Making wise choices to win | Sunday Observer

Making wise choices to win

Each day, we make countless choices. Life is full of hard choices and the bigger they are and the more options we have, the harder they get. Which business degree should I do? What movie should I watch? What should I eat for dinner? Which TV channel should I watch? The ability to make the right choice is a critical life skill. One thing in common in every successful individual is the quality of choices made.

We tend to react very quickly when presented with two options, especially when one is seemingly better. When presented with more than two options, though, we choke up. Practice, experience, and rule of thumb can help us make those split-second decisions which we are forced to make when encountering daily challenges.
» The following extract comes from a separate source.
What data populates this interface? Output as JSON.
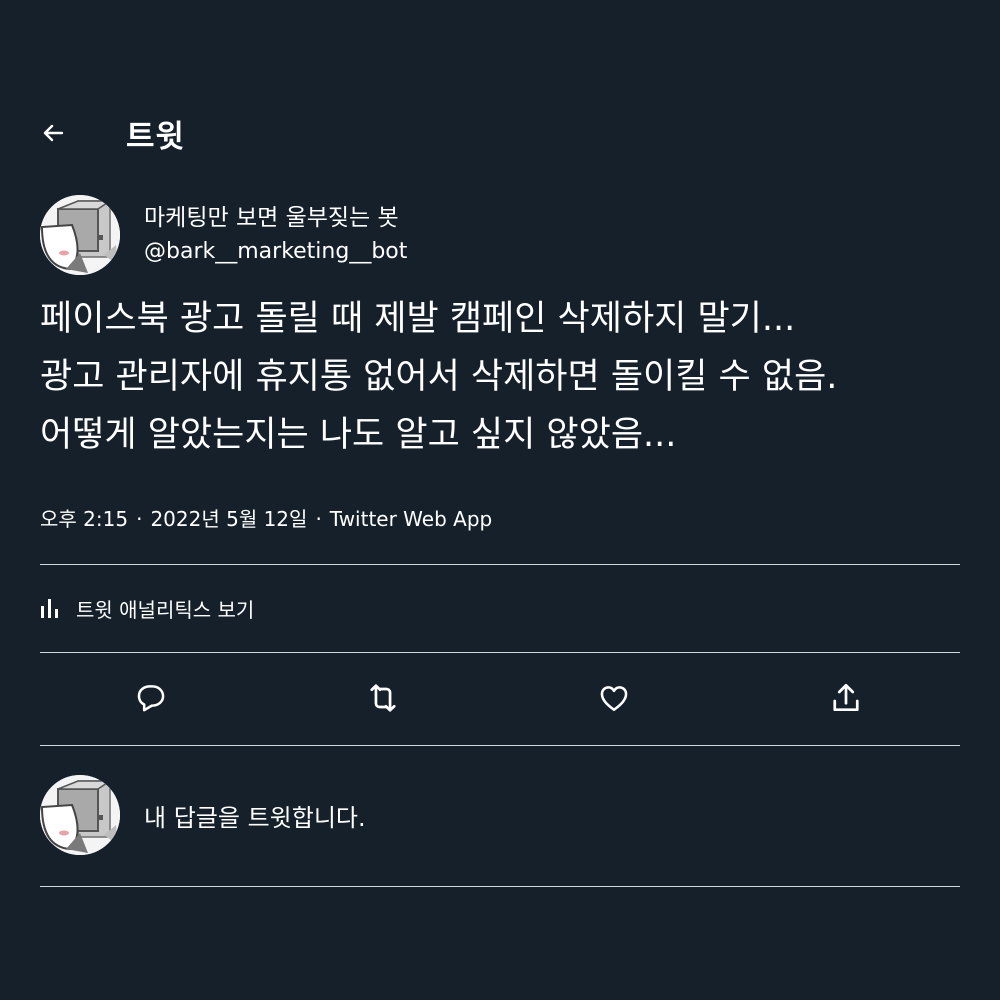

Fortunately, we don’t make do-or-die decisions very frequently – we usually have the luxury of working through a decision with acute evaluation of each choice – but when looking back, we will all realise that we have made wrong choices along the journey. The question is; do we really make use of the time available to make the best choice possible.

The old chestnut of decision-making is the list of pros and cons. You make two columns on a piece of paper and write down all the positive things that will come of making a choice in one column and all the negative things in the other. In the end, the side with the most entries wins.

Tunnel vision

But this principle doesn’t take into account the different weight that each positive or negative might have and the probability of making the selected choice work to achieve the end game. If one of your pros is ‘will make a million rupees’ and one of your cons is ‘might get a hangnail’, they don’t exactly cancel each other out. So making choices demands sharp skills; higher the level of skill you have, greater the level and probability of success you can achieve.

Working through a big decision can give us a kind of tunnel vision, where we get so focused on the immediate consequences of the decision at hand that we don’t think about the eventual outcomes we expect.

Sri Lankans make decisions quickly, even when lacking information, tend to be more satisfied with their decisions. People who ‘go with their gut’ are actually trusting the work their unconscious mind has already done, rather than second-guessing it and relying on their conscious mind’s much more limited ability to deal with complex situations.

Whatever process you use to arrive at your decision, your satisfaction with your decision will depend largely on whether you claim ownership of your choices. If you feel pressured into a choice or not in control of the conditions, you’ll find even positive outcomes coloured negatively.

On the other hand, taking full responsibility for your choices can make even failure feel like success – you’ll know you did your best and you will have gained valuable experience. Making the right choices at the right time and making those selected choices work with focus and commitment bring definite success.

 

Comments